PURPOSE OF REVIEW: We review the current available evidence on the metabolic fate of human milk proteins and their potential clinical implications for growth and body composition development vs. those of formula proteins in preterm infants. RECENT FINDINGS: The decreased content of human milk protein in preterm mothers throughout lactation might contribute to the reduced growth reported in exclusively human milk-fed infants compared with that of formula-fed infants. Recent studies have demonstrated that preterm infants are capable of degrading human milk proteins regardless of their degree of prematurity or postnatal age, with limited contribution from milk proteases to protein digestion. The nitrogen balance of fortified human milk-fed preterm infants is higher than that of formula-fed preterm infants. Moreover, the growth of human milk-fed preterm infants appears to be accompanied by fat-free mass deposition. SUMMARY: Provided that adequate protein and energy intakes are delivered, human milk enhances protein use rather than oxidation as well as promotes tissue growth, leading to preferential fat-free mass deposition and contributing to the recovery of the body composition in preterm infants. Human milk feeding should be supported and promoted for all preterm mother-infant pairs.
|Number of pages||6|
|Journal||Current Opinion in Clinical Nutrition and Metabolic Care|

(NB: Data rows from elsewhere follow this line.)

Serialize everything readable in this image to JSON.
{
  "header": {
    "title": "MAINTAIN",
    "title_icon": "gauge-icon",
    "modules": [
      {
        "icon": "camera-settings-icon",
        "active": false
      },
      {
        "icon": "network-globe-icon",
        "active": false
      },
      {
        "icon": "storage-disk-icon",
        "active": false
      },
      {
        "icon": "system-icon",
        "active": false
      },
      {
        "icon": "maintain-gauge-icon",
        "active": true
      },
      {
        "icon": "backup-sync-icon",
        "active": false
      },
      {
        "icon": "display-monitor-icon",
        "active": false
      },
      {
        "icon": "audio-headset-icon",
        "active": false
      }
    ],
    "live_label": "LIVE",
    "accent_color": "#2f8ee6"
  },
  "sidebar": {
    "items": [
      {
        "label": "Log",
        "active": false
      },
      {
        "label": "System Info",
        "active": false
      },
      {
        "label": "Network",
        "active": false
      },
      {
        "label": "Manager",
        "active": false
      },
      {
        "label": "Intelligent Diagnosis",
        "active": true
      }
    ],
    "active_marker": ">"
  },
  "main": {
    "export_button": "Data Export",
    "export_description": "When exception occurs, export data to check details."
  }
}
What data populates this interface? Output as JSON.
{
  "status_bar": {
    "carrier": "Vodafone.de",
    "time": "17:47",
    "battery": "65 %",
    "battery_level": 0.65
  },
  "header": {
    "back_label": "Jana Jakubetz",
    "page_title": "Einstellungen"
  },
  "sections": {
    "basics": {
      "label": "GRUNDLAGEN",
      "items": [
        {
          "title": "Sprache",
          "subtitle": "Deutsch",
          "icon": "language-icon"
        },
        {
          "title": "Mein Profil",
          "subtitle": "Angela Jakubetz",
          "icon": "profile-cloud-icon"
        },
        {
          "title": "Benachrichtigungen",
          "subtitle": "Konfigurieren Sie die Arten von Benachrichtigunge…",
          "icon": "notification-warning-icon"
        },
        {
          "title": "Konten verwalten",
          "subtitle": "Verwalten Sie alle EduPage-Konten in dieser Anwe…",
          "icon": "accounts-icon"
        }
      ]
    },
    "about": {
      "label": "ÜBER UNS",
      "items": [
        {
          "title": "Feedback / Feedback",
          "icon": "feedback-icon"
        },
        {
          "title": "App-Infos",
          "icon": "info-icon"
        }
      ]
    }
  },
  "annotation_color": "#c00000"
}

|Publication status||Published - Jan 1 2019|
ASJC Scopus subject areas
- Medicine (miscellaneous)
- Nutrition and Dietetics